WORK INSTRUCTION: For the string "slide", find every matching line in the records and copy it.

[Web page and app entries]
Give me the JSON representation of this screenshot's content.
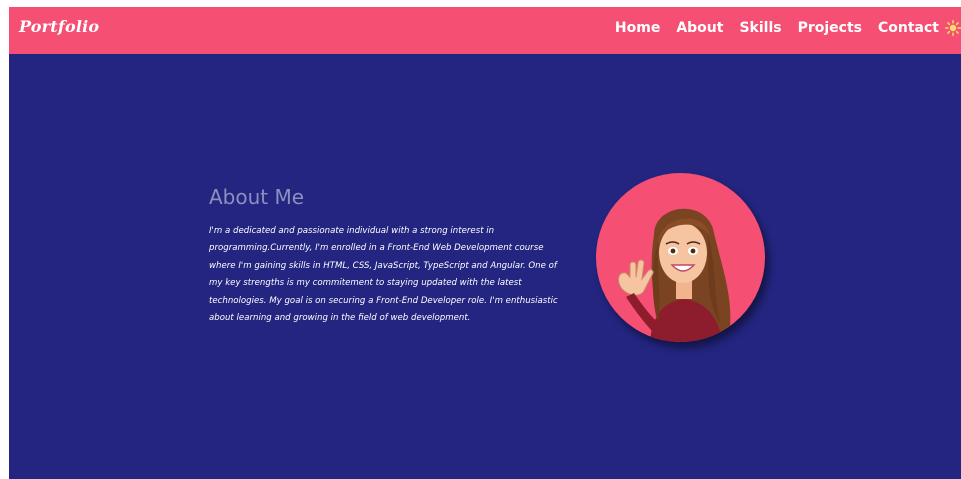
{
  "navbar": {
    "brand": "Portfolio",
    "links": [
      "Home",
      "About",
      "Skills",
      "Projects",
      "Contact"
    ],
    "theme_toggle_icon": "sun-icon"
  },
  "about": {
    "title": "About Me",
    "text": "I'm a dedicated and passionate individual with a strong interest in programming.Currently, I'm enrolled in a Front-End Web Development course where I'm gaining skills in HTML, CSS, JavaScript, TypeScript and Angular. One of my key strengths is my commitement to staying updated with the latest technologies. My goal is on securing a Front-End Developer role. I'm enthusiastic about learning and growing in the field of web development."
  },
  "avatar": {
    "icon": "avatar-illustration"
  },
  "colors": {
    "accent": "#f64f74",
    "background": "#232580",
    "heading": "#8e8fbf",
    "text": "#ffffff"
  }
}
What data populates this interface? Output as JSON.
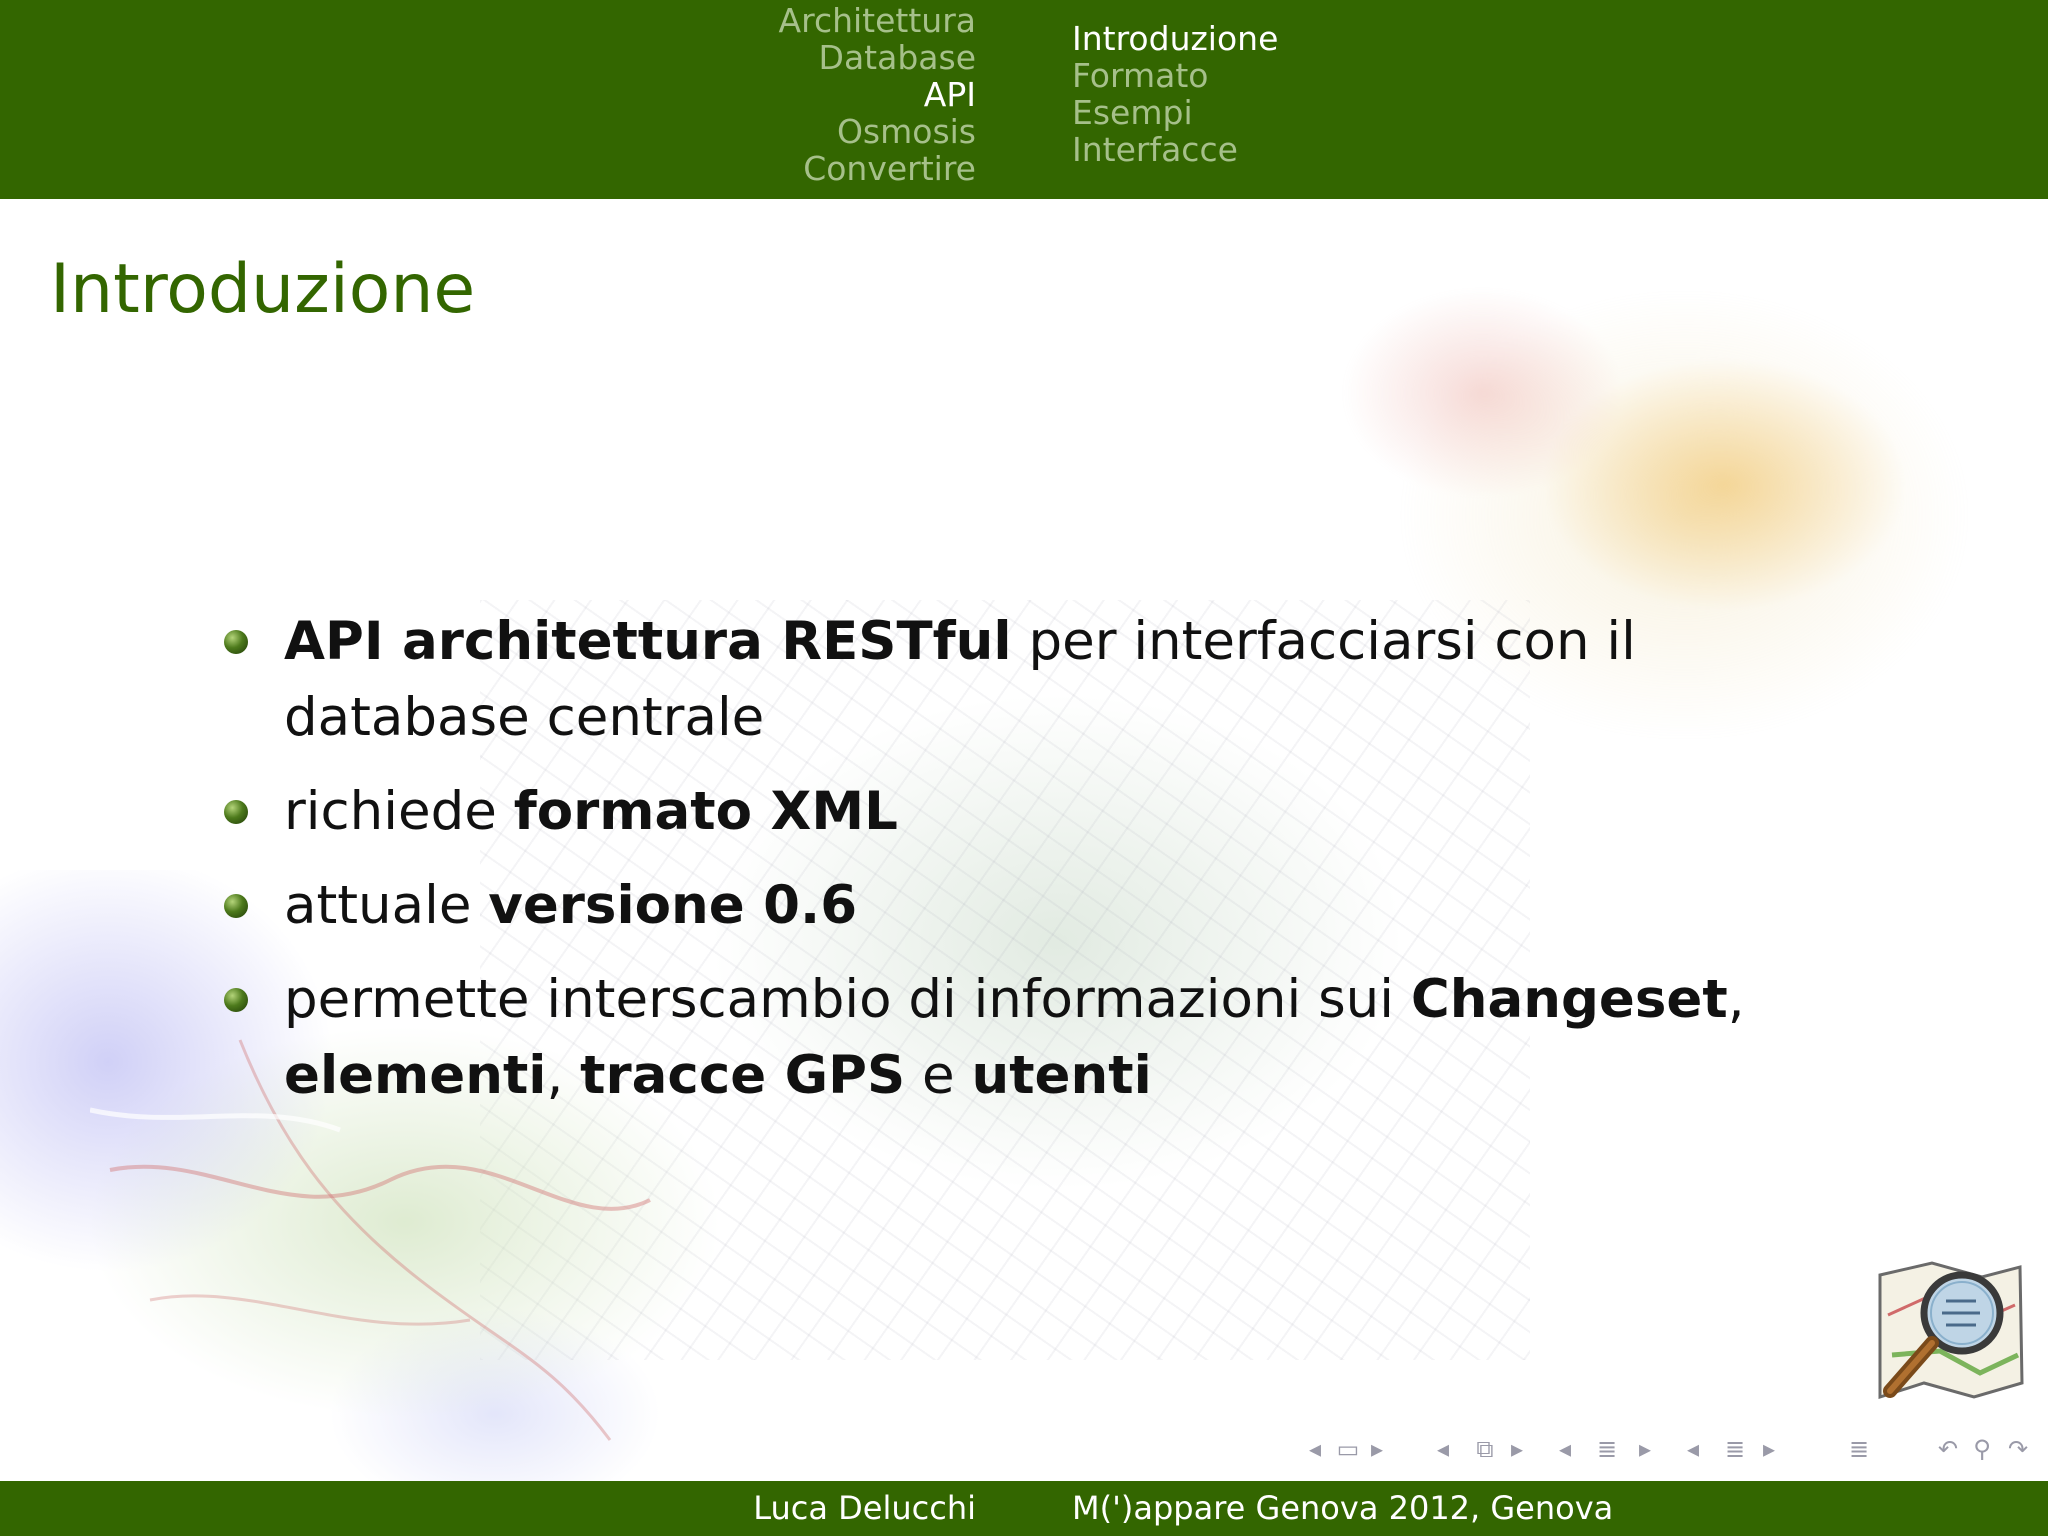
{
  "header": {
    "sections": [
      {
        "label": "Architettura",
        "active": false
      },
      {
        "label": "Database",
        "active": false
      },
      {
        "label": "API",
        "active": true
      },
      {
        "label": "Osmosis",
        "active": false
      },
      {
        "label": "Convertire",
        "active": false
      }
    ],
    "subsections": [
      {
        "label": "Introduzione",
        "active": true
      },
      {
        "label": "Formato",
        "active": false
      },
      {
        "label": "Esempi",
        "active": false
      },
      {
        "label": "Interfacce",
        "active": false
      }
    ]
  },
  "slide": {
    "title": "Introduzione",
    "bullets": [
      [
        {
          "text": "API architettura RESTful",
          "bold": true
        },
        {
          "text": " per interfacciarsi con il database centrale",
          "bold": false
        }
      ],
      [
        {
          "text": "richiede ",
          "bold": false
        },
        {
          "text": "formato XML",
          "bold": true
        }
      ],
      [
        {
          "text": "attuale ",
          "bold": false
        },
        {
          "text": "versione 0.6",
          "bold": true
        }
      ],
      [
        {
          "text": "permette interscambio di informazioni sui ",
          "bold": false
        },
        {
          "text": "Changeset",
          "bold": true
        },
        {
          "text": ", ",
          "bold": false
        },
        {
          "text": "elementi",
          "bold": true
        },
        {
          "text": ", ",
          "bold": false
        },
        {
          "text": "tracce GPS",
          "bold": true
        },
        {
          "text": " e ",
          "bold": false
        },
        {
          "text": "utenti",
          "bold": true
        }
      ]
    ]
  },
  "nav_symbols": [
    {
      "name": "slide-prev",
      "glyph": "◂",
      "icon": "arrow-left-icon"
    },
    {
      "name": "slide",
      "glyph": "▭",
      "icon": "slide-icon"
    },
    {
      "name": "slide-next",
      "glyph": "▸",
      "icon": "arrow-right-icon"
    },
    {
      "name": "frame-prev",
      "glyph": "◂",
      "icon": "arrow-left-icon"
    },
    {
      "name": "frame",
      "glyph": "⧉",
      "icon": "frame-icon"
    },
    {
      "name": "frame-next",
      "glyph": "▸",
      "icon": "arrow-right-icon"
    },
    {
      "name": "subsection-prev",
      "glyph": "◂",
      "icon": "arrow-left-icon"
    },
    {
      "name": "subsection",
      "glyph": "≣",
      "icon": "subsection-icon"
    },
    {
      "name": "subsection-next",
      "glyph": "▸",
      "icon": "arrow-right-icon"
    },
    {
      "name": "section-prev",
      "glyph": "◂",
      "icon": "arrow-left-icon"
    },
    {
      "name": "section",
      "glyph": "≣",
      "icon": "section-icon"
    },
    {
      "name": "section-next",
      "glyph": "▸",
      "icon": "arrow-right-icon"
    },
    {
      "name": "document",
      "glyph": "≣",
      "icon": "document-icon"
    },
    {
      "name": "back",
      "glyph": "↶",
      "icon": "undo-icon"
    },
    {
      "name": "search",
      "glyph": "⚲",
      "icon": "search-icon"
    },
    {
      "name": "forward",
      "glyph": "↷",
      "icon": "redo-icon"
    }
  ],
  "footer": {
    "author": "Luca Delucchi",
    "event": "M(')appare Genova 2012, Genova"
  },
  "colors": {
    "bar": "#336600",
    "nav_inactive": "#a6c08a",
    "nav_active": "#ffffff",
    "title": "#336600",
    "text": "#111111"
  },
  "logo": {
    "icon": "openstreetmap-logo"
  }
}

RESPONSE AREA:
  "slide": {
      "name": "slide-prev",
      "name": "slide",
      "icon": "slide-icon"
      "name": "slide-next",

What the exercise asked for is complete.